** Opening EXERCISE DATA block **
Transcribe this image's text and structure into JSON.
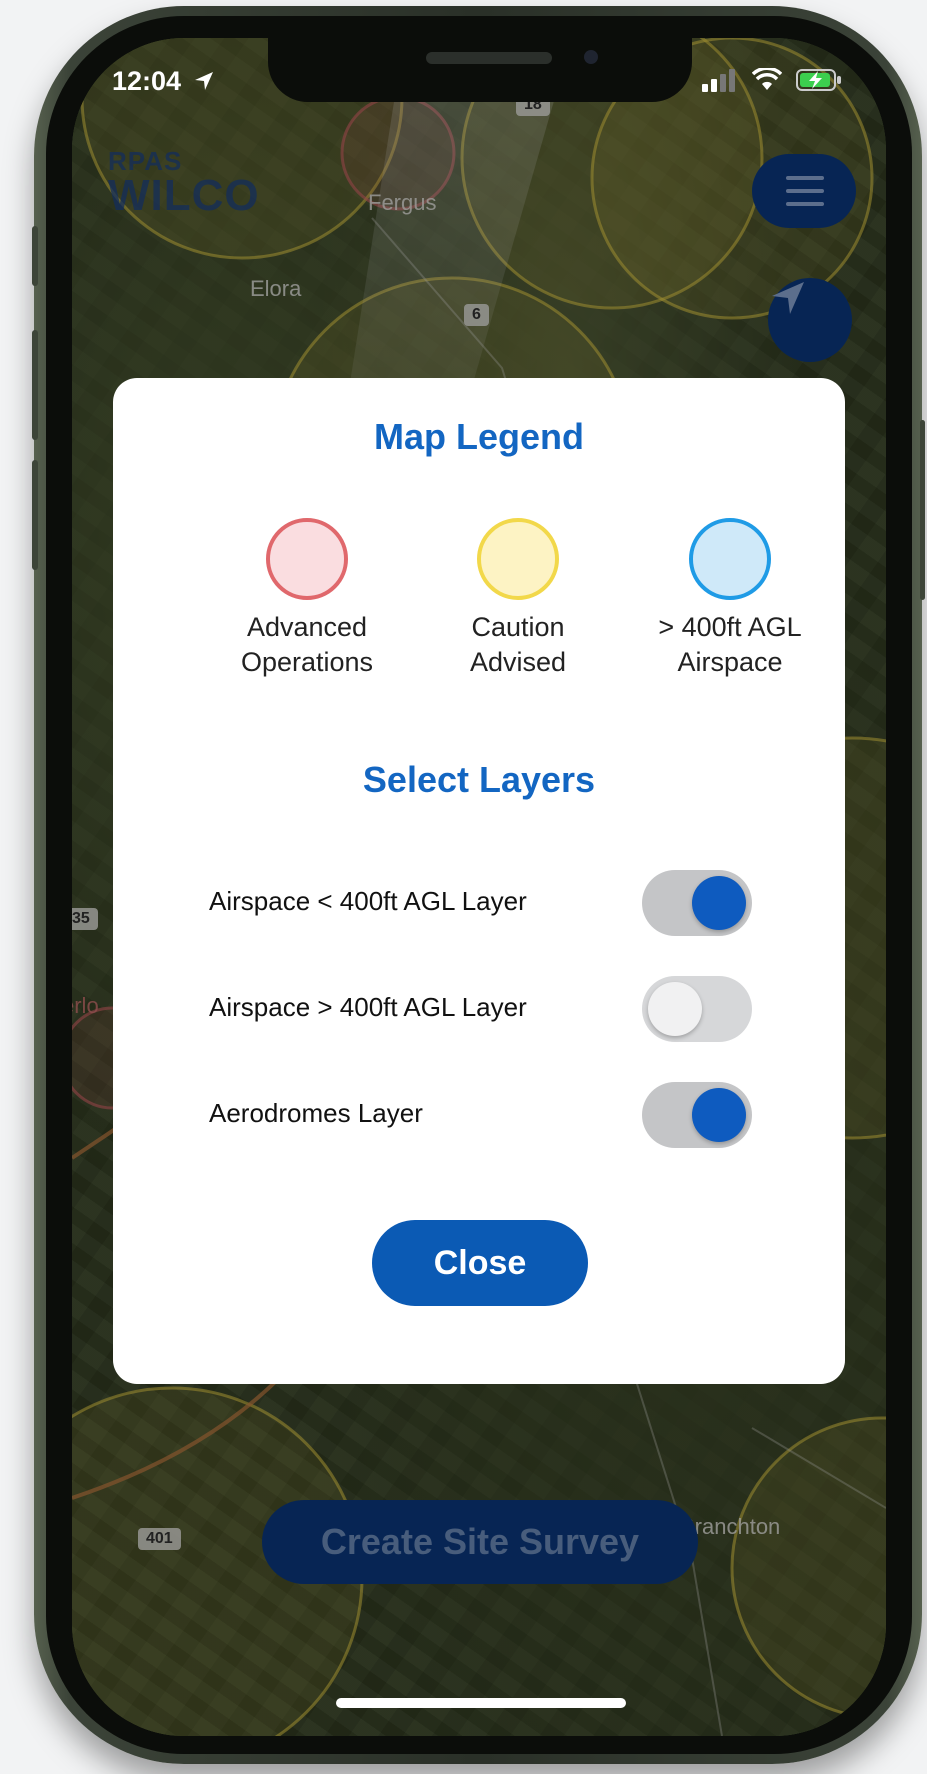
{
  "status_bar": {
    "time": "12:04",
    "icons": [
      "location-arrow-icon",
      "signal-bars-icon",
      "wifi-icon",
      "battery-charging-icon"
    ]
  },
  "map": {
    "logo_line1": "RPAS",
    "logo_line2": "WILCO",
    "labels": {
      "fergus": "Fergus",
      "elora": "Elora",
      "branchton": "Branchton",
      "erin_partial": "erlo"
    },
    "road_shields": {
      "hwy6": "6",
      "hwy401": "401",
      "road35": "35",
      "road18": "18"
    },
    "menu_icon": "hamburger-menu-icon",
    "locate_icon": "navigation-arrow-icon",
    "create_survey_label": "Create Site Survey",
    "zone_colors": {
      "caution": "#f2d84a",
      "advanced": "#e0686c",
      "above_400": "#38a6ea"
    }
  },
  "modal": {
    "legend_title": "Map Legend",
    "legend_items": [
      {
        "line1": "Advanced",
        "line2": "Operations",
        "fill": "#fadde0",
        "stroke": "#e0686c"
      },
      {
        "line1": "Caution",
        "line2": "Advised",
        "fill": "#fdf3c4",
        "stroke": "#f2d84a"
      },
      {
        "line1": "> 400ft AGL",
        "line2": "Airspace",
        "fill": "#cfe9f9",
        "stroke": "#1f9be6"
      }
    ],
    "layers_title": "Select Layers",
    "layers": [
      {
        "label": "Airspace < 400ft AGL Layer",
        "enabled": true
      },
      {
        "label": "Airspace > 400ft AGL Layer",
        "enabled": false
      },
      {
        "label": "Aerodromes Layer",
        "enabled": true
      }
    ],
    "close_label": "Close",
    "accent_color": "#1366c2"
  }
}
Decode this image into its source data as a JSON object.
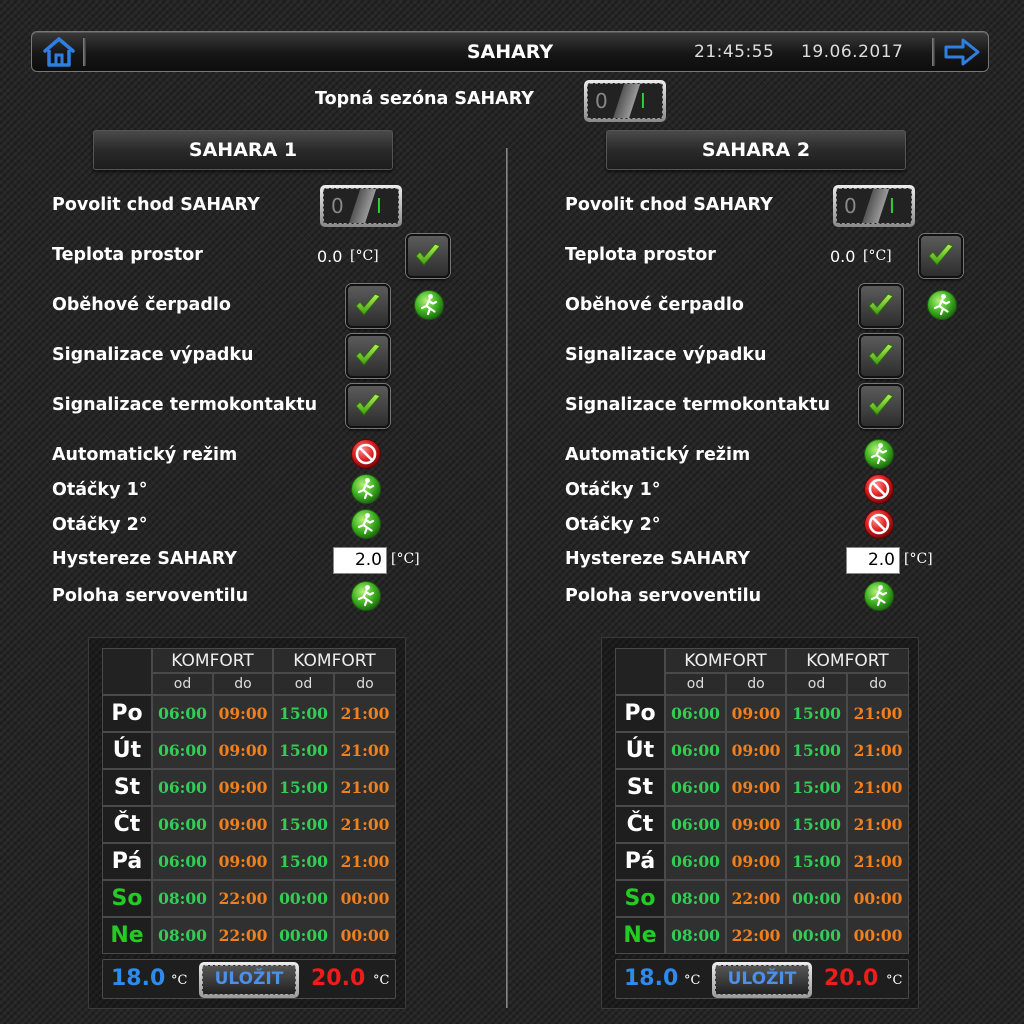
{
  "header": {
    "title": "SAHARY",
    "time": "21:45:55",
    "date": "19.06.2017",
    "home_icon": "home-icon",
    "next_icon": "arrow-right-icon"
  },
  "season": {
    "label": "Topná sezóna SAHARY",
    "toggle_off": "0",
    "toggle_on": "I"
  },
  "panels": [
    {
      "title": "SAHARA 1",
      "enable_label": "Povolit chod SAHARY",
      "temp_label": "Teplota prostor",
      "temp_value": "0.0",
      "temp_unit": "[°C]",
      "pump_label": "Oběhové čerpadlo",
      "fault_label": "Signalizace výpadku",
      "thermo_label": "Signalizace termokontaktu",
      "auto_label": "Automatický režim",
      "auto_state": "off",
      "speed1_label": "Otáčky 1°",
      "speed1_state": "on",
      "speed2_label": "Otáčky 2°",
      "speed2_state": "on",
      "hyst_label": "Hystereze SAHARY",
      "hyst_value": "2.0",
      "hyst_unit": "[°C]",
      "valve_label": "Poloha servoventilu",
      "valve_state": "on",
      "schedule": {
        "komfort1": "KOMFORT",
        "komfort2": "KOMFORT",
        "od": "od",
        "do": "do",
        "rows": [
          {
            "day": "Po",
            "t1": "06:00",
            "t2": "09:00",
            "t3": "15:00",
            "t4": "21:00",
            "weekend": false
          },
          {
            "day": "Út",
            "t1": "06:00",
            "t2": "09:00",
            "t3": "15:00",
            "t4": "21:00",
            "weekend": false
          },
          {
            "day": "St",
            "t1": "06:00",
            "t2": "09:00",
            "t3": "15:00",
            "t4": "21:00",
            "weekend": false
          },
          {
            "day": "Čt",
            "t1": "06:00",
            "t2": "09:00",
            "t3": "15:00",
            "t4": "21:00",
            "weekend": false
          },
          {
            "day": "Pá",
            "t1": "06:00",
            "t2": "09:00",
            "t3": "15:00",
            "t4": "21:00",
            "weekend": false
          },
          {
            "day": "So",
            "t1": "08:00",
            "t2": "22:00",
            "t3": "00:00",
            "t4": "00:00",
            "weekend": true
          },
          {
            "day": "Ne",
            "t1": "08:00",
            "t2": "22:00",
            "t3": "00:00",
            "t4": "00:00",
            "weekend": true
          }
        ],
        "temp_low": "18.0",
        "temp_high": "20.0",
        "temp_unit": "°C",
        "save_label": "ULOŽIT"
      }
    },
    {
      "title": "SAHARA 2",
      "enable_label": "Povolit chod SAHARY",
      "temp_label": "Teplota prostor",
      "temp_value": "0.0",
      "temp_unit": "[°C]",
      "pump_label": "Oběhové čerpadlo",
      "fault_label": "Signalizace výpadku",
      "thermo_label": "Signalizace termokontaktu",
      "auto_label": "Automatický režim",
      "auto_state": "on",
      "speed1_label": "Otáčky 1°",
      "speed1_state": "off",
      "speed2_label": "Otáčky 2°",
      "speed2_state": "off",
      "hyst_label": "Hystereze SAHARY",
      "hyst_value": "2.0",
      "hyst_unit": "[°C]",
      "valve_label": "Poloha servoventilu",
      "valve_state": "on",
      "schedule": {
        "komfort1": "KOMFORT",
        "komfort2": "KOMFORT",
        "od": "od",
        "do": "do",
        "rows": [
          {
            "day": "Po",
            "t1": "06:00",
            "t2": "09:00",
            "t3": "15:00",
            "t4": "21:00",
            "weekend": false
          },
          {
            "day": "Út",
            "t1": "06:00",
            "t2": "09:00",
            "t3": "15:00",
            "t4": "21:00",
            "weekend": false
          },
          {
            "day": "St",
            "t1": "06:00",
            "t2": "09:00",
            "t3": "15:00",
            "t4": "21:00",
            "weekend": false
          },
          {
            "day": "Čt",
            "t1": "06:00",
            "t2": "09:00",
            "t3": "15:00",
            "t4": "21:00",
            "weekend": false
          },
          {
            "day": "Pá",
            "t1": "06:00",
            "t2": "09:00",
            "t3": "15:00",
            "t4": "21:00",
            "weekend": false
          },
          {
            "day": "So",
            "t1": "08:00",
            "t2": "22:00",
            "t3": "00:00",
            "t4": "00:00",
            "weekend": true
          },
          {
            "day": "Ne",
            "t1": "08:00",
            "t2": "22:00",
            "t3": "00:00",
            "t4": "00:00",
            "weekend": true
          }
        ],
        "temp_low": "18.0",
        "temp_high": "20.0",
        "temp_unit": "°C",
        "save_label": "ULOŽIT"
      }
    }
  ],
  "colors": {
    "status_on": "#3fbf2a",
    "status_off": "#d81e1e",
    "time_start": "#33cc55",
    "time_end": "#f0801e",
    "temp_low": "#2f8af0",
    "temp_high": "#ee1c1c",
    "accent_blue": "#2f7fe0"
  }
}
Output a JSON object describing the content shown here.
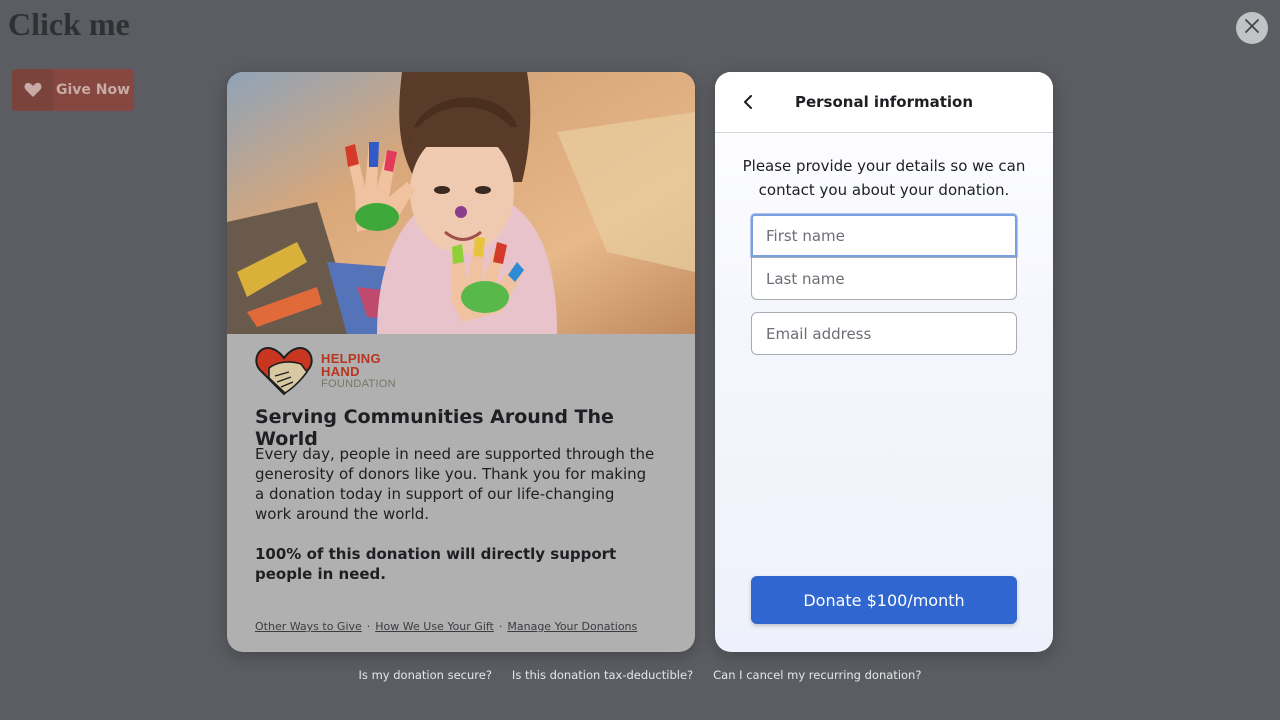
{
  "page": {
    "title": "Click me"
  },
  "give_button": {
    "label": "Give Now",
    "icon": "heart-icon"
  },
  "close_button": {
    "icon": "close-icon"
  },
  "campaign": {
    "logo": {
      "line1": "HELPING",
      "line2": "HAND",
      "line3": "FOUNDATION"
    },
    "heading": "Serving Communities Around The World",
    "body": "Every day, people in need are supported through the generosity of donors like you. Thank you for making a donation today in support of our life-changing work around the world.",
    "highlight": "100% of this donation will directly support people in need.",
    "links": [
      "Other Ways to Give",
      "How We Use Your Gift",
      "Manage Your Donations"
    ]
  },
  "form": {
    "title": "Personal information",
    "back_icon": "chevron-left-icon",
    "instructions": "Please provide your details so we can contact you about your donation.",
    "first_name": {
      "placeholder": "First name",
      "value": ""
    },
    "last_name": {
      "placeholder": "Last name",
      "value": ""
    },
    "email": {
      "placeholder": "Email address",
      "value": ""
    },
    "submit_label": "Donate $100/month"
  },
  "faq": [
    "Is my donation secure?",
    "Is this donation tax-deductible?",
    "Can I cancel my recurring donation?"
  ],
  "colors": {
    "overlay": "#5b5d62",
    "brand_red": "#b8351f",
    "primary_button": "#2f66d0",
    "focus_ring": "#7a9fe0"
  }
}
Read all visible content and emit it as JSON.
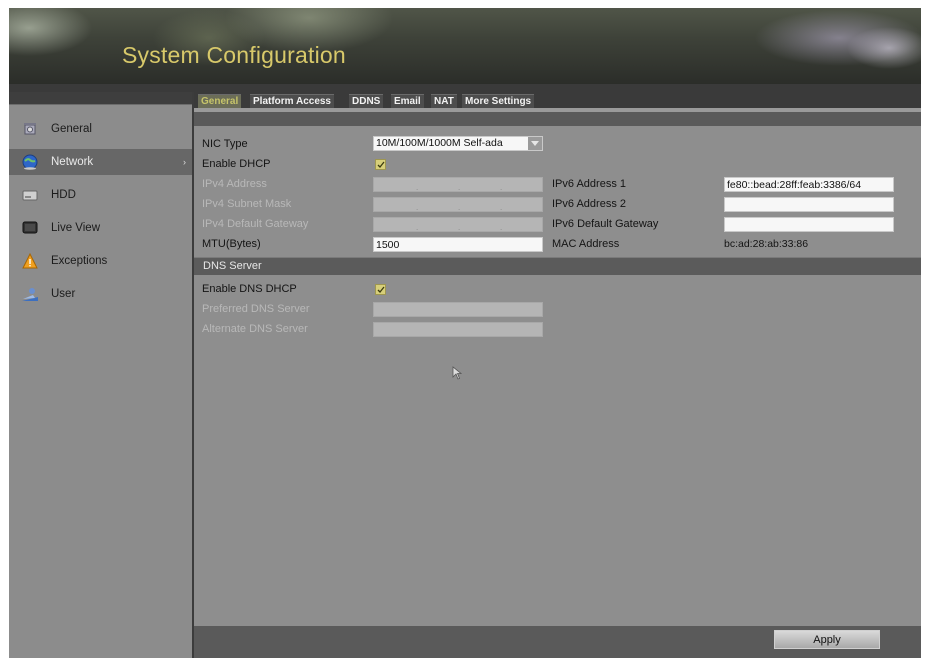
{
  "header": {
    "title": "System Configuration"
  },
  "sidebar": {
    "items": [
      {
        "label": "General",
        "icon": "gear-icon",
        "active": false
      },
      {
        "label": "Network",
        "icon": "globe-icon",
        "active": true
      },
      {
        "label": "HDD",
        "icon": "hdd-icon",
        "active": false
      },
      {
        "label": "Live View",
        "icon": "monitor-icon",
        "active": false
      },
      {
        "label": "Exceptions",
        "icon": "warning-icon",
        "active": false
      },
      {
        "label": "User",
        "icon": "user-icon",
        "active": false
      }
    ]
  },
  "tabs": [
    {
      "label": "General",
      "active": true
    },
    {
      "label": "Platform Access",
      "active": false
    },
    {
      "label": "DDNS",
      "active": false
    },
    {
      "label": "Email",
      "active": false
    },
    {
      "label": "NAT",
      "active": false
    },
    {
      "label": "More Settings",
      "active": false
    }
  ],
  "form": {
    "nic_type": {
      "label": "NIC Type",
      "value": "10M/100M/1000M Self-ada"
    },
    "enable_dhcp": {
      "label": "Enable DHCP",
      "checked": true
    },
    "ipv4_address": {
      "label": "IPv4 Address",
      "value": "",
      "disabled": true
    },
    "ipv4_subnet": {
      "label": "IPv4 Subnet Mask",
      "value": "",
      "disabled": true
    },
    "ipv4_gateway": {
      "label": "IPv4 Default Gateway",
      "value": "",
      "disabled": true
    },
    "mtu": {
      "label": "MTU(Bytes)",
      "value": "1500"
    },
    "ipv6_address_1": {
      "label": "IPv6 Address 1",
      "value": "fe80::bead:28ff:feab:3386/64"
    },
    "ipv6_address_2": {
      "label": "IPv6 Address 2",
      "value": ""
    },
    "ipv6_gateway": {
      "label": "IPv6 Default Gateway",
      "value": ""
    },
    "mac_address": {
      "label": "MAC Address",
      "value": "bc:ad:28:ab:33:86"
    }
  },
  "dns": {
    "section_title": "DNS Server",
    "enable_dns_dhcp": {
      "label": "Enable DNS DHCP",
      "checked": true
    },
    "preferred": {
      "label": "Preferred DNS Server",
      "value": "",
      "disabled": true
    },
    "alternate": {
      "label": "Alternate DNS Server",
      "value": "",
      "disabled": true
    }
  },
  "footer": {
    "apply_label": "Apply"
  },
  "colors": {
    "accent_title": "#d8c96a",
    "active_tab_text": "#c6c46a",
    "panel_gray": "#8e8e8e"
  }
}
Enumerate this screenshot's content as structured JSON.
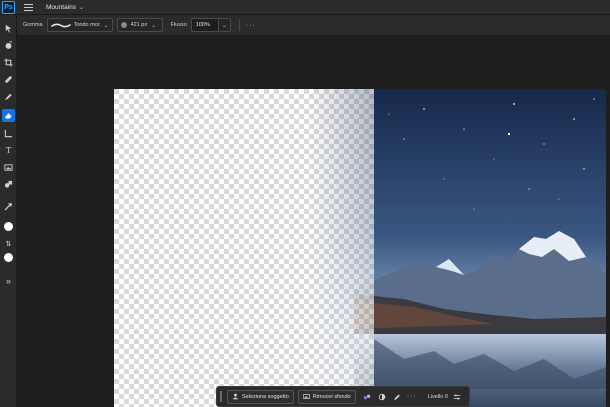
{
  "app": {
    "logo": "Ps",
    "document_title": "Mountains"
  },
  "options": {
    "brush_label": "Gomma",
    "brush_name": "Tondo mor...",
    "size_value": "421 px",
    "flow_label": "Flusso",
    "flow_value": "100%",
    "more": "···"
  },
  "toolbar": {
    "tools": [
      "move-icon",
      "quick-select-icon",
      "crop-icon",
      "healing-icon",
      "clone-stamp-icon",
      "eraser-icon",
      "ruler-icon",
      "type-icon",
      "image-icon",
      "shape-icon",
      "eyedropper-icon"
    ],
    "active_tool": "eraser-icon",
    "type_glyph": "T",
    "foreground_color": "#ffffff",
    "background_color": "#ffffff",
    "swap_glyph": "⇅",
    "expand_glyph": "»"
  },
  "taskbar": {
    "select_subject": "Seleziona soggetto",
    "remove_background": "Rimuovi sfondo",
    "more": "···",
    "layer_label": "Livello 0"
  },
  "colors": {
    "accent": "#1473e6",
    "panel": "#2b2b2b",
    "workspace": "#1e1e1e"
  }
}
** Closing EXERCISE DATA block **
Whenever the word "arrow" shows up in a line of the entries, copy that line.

      "location-arrow-icon",
    "locate_icon": "navigation-arrow-icon",
    "next_icon": "arrow-right-icon"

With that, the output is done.